That was Rachelle Haroldson’s experience. A year after she completed BrainU’s partner program for high school science teachers, her students were dissecting a sheep brain, exploring how it compared structurally with a human brain. And after her students assembled model neurons from beads and string as they studied neural signaling, she had them investigate questions like: What is a drug? If you take a drug, what does it do to your body? The students learned how alcohol affects decision making in the frontal lobes and how marijuana mimics endogenous cannabinoids. “When they thought about their brain as a muscle and that they were weakening it [with drugs], that seemed to have a profound impact on them,” Haroldson recalls.
Honing Science Skills
To help students learn science through inquiry, teachers must first understand how scientific inquiry works. But many are simply not up to speed. They may lack research experience or—especially in middle schools—they may be teaching a subject for which they weren’t trained, says developmental biologist Barbara Wakimoto of the University of Washington in Seattle.
Scientists, like Wakimoto, can play an important role offering the research experience and inquiry-focused approach.

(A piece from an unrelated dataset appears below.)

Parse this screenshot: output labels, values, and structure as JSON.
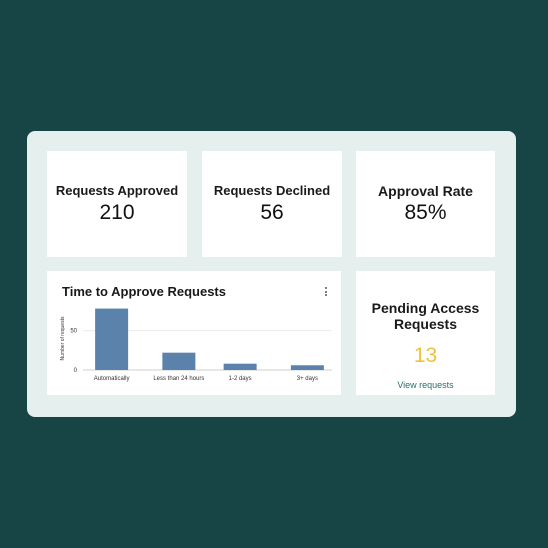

K–12 science education requires a multifaceted strategy that should involve scientists as well as preservice and in-service training, says David Asai, HHMI’s undergraduate science education program director. “The community of scientists, in particular, can provide excellent ways for in-service teachers to build more inquiry into their teaching. In-service teachers can be the principal partners with scientists, who can help develop those tools, and they can be a huge resource for future teachers.”
Wakimoto and two colleagues run an intensive four-week summer life sciences teaching institute for 20 Washington State K–8 teachers. They focus on upper elementary and middle school teachers because, unlike high school teachers who see their students for one period a day, these teachers “are with students long enough to get them excited about science,” Wakimoto says.
Wakimoto and program manager Helen Buttemer show teachers how to create simple inquiry-based lessons with readily available materials—for example, testing the adhesive powers of slug slime, studying lentil seed germination, or observing fruit fly mating rituals. They train teachers to walk students through a scientific investigation using a tool called an inquiry board. The teacher records ideas on an eight-section poster board as the class brainstorms a question, the variables to test, the controls, the experimental setup, and the predicted outcome. After the study is completed, the class tabulates results, looking for patterns, and answers the original question.
Wakimoto’s colleagues follow up by visiting each participating teacher’s home school, often bringing equipment to lend. “When we go back to the classrooms, we find these inquiry boards all over the state,” she says.
High school teachers need the hands-on experience as well. In Louisiana, for example, many teachers are certified to teach high school biology or chemistry with just a smattering of college courses in the subject. They “have a working knowledge of the discipline, but they have no lab skills and no research experience as an undergraduate with respect to how science is really done,” says Ann Findley, a biology professor at the University of Louisiana at Monroe (ULM).
Photo: Misty Keasler